Exercise requirements:
Among the records, which lines hold the word "kind"? Pick them out.

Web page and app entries
----
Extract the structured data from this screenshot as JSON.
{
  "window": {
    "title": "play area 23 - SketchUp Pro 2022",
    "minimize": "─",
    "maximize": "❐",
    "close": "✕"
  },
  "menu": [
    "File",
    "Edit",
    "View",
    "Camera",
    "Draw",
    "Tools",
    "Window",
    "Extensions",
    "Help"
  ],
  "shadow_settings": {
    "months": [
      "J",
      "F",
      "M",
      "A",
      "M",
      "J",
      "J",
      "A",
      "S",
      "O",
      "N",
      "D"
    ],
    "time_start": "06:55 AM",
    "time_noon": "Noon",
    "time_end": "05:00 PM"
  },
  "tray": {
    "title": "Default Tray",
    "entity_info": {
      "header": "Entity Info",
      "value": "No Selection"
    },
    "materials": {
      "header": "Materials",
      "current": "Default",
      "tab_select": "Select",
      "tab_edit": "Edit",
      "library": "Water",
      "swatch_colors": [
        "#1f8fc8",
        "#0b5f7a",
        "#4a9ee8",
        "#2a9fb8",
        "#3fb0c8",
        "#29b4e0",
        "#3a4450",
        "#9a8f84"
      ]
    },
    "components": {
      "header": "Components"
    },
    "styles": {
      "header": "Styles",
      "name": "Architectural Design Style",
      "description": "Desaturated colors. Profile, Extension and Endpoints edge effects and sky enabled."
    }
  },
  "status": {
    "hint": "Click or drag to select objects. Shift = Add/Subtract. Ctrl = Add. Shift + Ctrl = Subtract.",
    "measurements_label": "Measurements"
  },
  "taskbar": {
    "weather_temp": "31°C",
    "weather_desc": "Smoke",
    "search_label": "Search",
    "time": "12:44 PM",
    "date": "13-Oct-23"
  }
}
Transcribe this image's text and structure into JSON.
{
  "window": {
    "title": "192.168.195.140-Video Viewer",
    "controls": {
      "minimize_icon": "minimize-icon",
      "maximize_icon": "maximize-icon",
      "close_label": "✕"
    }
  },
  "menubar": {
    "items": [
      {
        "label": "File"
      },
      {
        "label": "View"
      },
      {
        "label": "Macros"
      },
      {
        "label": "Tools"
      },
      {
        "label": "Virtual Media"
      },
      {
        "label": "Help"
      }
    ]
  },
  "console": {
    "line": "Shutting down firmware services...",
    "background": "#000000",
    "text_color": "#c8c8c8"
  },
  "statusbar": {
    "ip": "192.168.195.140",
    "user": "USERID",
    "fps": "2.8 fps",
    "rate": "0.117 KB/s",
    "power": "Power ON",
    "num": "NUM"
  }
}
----
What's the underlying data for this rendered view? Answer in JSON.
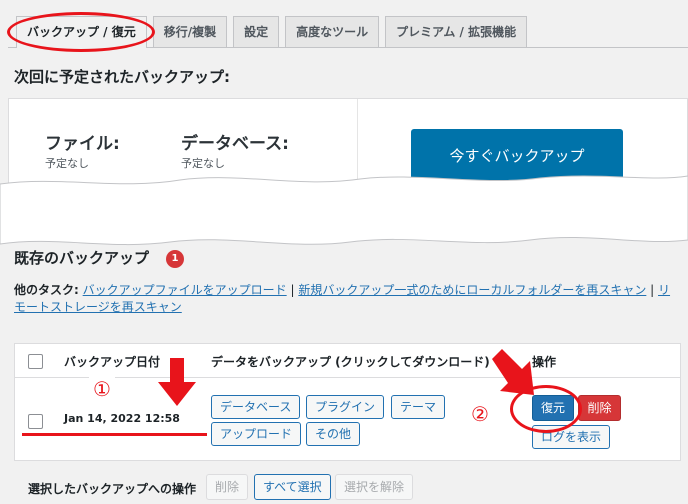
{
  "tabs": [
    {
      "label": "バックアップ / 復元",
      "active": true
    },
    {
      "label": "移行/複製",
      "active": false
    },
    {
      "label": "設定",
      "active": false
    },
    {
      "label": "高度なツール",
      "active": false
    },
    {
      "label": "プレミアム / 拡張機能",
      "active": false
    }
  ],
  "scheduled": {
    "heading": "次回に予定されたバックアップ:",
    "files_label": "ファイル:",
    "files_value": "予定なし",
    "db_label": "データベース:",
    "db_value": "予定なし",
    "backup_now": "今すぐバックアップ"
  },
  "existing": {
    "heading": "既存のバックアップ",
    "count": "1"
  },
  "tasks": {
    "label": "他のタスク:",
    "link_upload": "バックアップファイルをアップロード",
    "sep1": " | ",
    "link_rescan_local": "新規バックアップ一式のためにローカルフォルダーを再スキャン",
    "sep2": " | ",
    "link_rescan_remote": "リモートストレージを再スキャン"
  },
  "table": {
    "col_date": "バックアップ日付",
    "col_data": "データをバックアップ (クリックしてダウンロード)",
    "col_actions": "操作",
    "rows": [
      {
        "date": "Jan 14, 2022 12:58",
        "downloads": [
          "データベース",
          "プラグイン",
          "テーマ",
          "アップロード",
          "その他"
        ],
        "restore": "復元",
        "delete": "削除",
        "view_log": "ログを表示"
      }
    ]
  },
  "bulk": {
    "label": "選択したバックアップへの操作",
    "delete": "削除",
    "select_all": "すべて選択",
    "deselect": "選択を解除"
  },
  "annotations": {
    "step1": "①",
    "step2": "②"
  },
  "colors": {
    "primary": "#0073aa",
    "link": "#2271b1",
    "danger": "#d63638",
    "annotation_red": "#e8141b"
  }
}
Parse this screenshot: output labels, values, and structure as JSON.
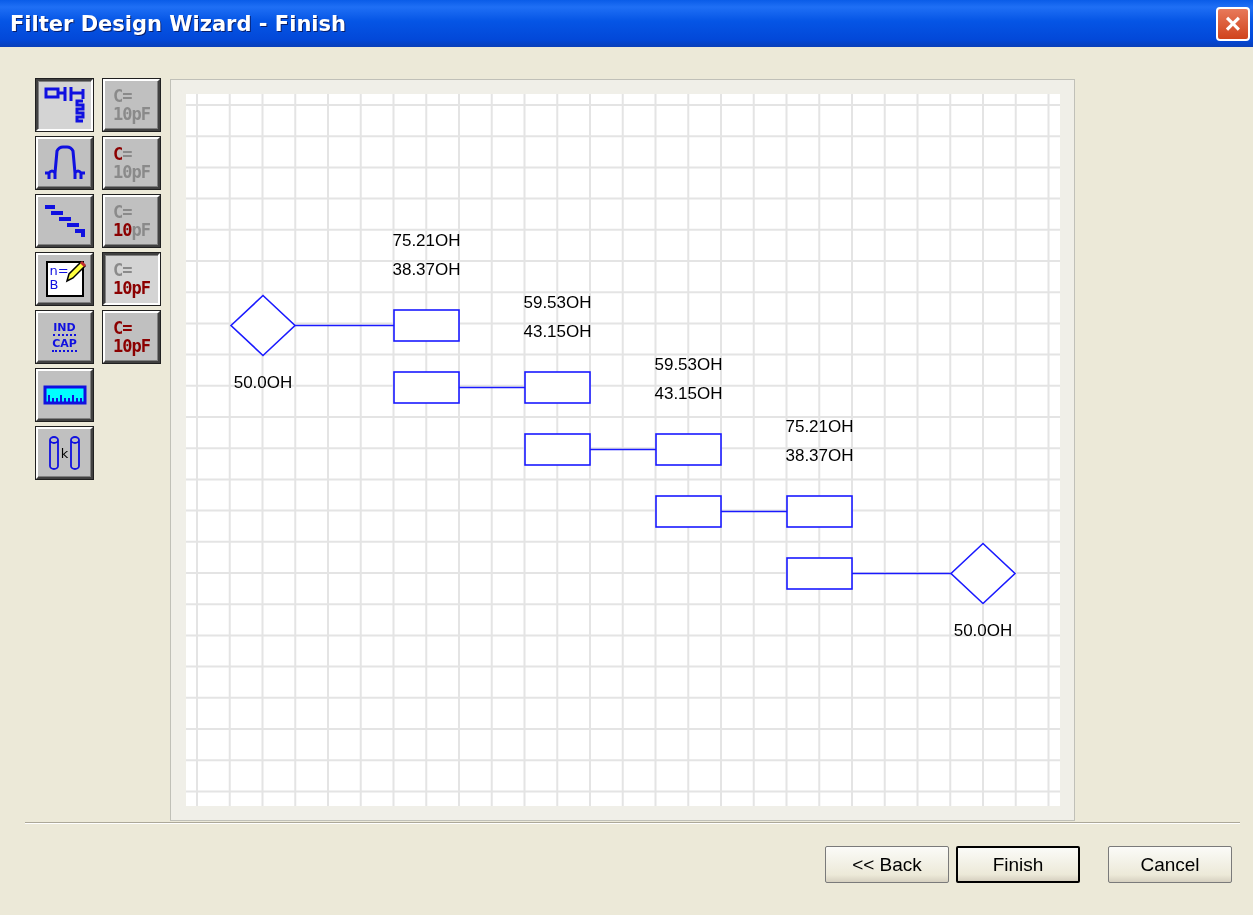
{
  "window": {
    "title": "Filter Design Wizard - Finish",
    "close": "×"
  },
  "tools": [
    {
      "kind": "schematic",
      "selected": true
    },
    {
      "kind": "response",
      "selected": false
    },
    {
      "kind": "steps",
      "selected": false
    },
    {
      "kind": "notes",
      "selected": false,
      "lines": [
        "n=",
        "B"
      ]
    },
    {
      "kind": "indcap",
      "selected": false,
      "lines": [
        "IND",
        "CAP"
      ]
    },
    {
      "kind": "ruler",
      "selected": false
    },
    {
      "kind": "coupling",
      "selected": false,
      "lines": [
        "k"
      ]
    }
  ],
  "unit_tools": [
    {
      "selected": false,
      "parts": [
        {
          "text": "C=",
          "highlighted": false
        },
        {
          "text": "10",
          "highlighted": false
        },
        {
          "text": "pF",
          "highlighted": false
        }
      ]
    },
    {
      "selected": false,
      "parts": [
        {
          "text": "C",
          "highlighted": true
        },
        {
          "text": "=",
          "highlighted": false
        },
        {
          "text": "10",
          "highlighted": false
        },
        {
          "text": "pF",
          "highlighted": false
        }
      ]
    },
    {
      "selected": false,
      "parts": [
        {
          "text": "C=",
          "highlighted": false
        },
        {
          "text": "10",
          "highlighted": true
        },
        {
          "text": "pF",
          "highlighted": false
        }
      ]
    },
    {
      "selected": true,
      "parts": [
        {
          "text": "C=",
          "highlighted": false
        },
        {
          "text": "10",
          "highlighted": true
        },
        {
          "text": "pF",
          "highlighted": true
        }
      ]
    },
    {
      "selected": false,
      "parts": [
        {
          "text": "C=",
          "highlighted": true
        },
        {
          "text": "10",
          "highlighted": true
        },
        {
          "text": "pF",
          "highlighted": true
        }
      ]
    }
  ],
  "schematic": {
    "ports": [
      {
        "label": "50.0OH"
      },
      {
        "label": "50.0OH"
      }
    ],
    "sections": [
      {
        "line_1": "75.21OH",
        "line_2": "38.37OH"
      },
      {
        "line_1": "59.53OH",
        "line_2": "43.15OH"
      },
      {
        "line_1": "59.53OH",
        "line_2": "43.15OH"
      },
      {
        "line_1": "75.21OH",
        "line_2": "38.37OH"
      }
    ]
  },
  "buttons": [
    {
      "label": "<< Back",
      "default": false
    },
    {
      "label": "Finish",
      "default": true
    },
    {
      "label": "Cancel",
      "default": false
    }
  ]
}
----
Solution:
      "kind": "schematic",
      "kind": "response",
      "kind": "steps",
      "kind": "notes",
      "kind": "indcap",
      "kind": "ruler",
      "kind": "coupling",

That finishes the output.